Seasonal Emergency Readiness

Thanksgiving - Cook safely
According to the U.S. Fire Administration (USFA), cooking is the main cause of home fires with the highest percentage occurring on Thanksgiving. USFA offers cooking fire prevention information and resources through their website

Keep your Thanksgiving holiday safe and fun. Follow these tips from the USFA:

  • Stay in the kitchen while frying, boiling, broiling or grilling food; turn off the burner if you need to leave
  • Fires start when the heat is too high. If you see smoke or grease starts to boil, turn the burner off
  • Check on simmering, baking or roasting food and set a timer for a reminder
  • Keep flammable items away from the stovetop (oven mitts, wooden utensils, food packages, paper or dish towels) 
  • Turn pan handles toward the back of the stove to avoid bumping or knocking pans over
  • Cover a pan with a pan lid or sheet tray if it catches fire
  • Turn off the oven and keep the door closed if an oven catches fire
  • Make sure your smoke alarms are working, and check them regularly
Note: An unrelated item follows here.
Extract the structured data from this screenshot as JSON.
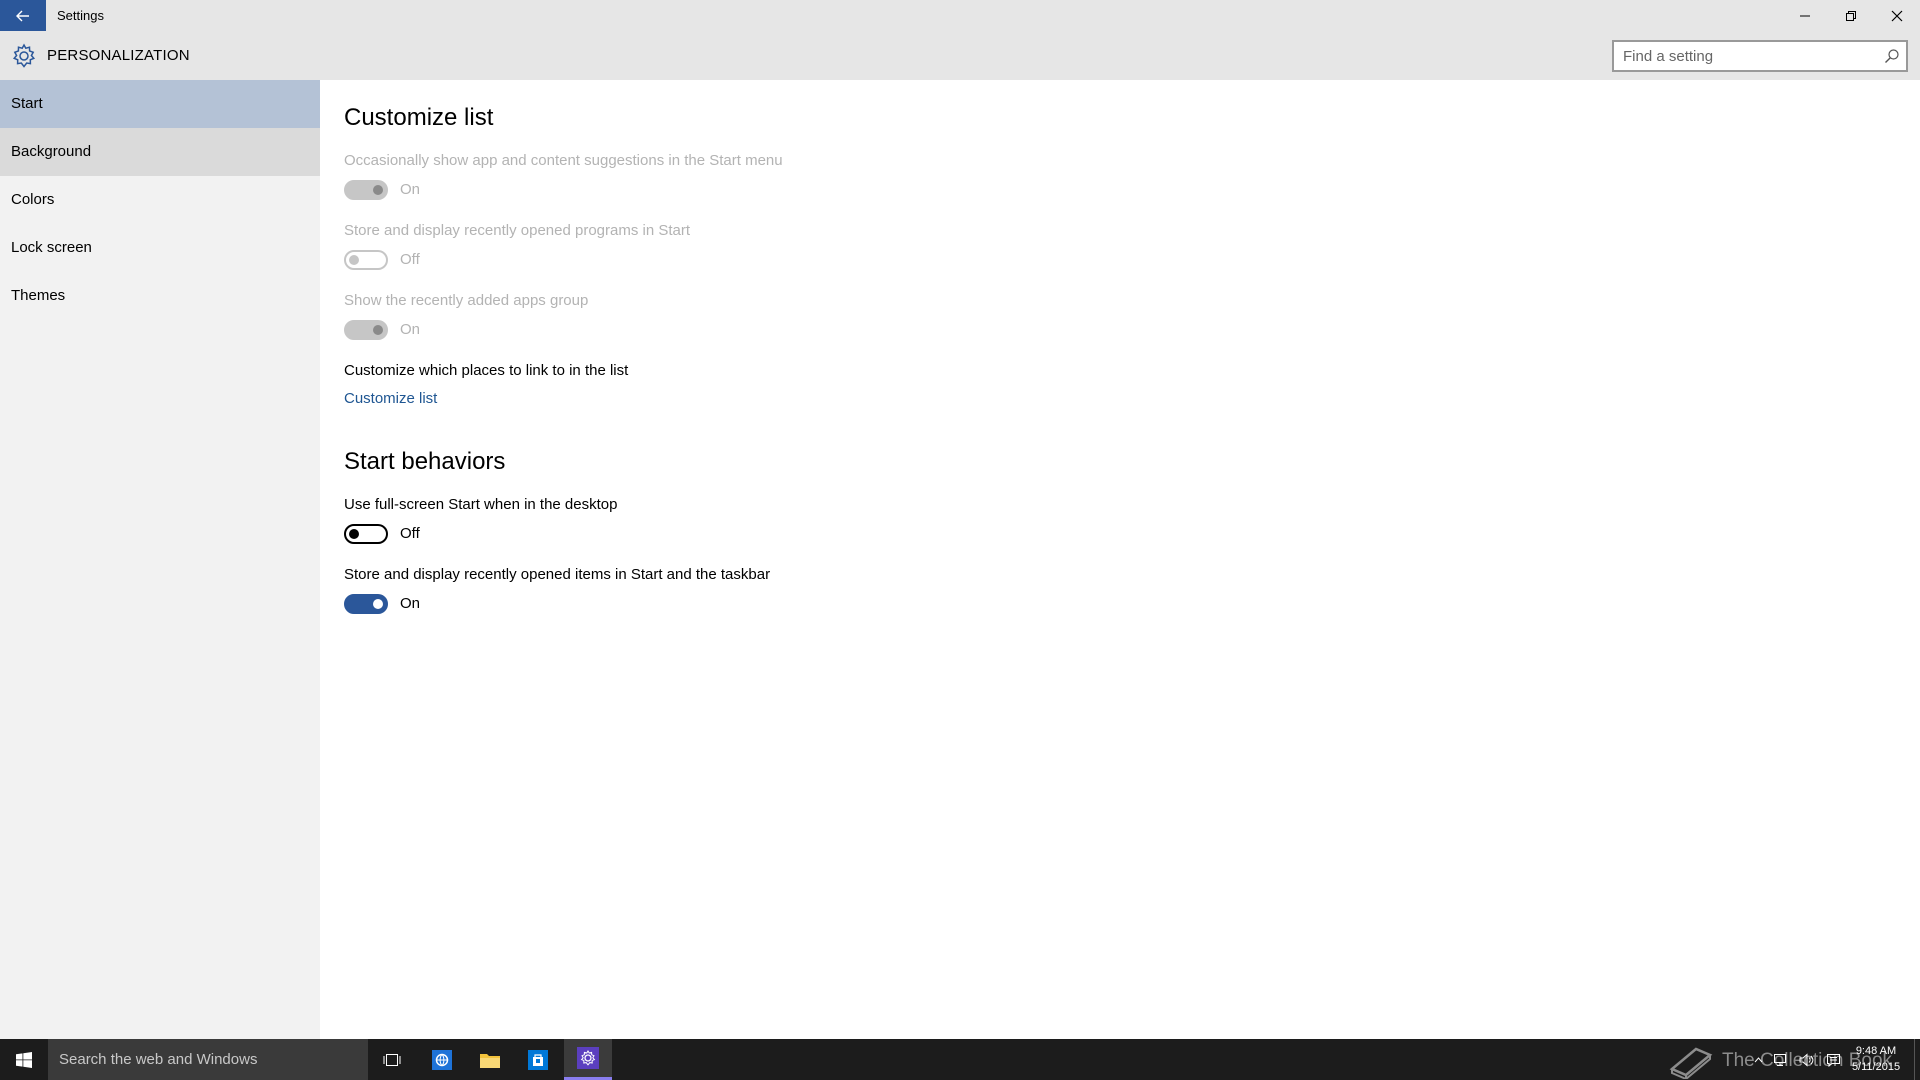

Winter Conditions

Winter storms can bring cause power outages that could last multiple days, and may close or limit critical community services. 

Consider these winter tips:

  • Make an emergency kit with enough food and water to last at least three days
  • Keep space heaters at least three feet away from furniture and drapes.  Use electric space heaters with automatic shut-off switches and non-glowing elements
  • Check carbon monoxide detector batteries regularly
  • Keep an extra emergency kit in your car, adding extras like a cell phone charger, ice scraper,  blanket, sand for traction and battery jumper cables
  • If you depend on electricity to operate medical equipment you should have alternate arrangements in place in case power is out for an extended period of time
  • Plan to keep pets inside
  • Avoid overexertion when shoveling snow, which can bring on a heart attack.  Take plenty of breaks, and push the snow instead of lifting it
  • When going outdoors, wear several layers of loose-fitting lightweight, warm clothing rather than one heavy layer. The outer garments should be tightly woven and water repellent. Wear mittens, which are warmer than gloves., and wear a hat and scarf that will cover your mouth to reduce heat loss

View additional tips on Snowstorms - Extreme Cold - Staying Safe & Warm (Ready.gov)

Wood Stoves & Fireplaces

  • Inspect the chimney yearly for cracks, loose bricks, or soot build-up
  • Do not use flammable liquids to start or accelerate a fire
  • Keep a glass or metal screens in front of fireplace openings
  • Never burn charcoal indoors - it can give off lethal amounts of carbon monoxide
  • Keep flammable materials off of  the mantel
  • Never close the damper with hot ashes in the fireplace. Be sure the fire is completely out before going to bed

Kerosene Heaters

  • Should be in good working condition with an emergency shut-off valve,  in case it tips over
  • Be sure the room is properly vented. Burning fuel (i.e. kerosene, coal or propane) produces deadly fumes
  • Never fill/refill indoors or while operating or still hot. Avoid overfilling, as cold fuel may expand in the tank when warmed up

Furnace Heating

  • Have the furnace inspected to ensure that it and its controls/emergency shut-off are in good working condition
  • Repairs should be made only by a qualified specialist
  • If the walls and ceiling near the furnace and along the chimney line are hot or discolored, more insulation or clearance may be needed
  • Check to be sure chimney flue pipes and pipe seams are well supported and free of holes and cracks
  • Keep trash and combustibles away from the heating system

The high cost of heating a home may have people searching for alternate, less expensive heating sources. The use of space heaters, wood burning stoves, and fire places are all acceptable alternatives; however, they are all major contributing factors in residential fires, many of which could be prevented by following these few fire safety tips.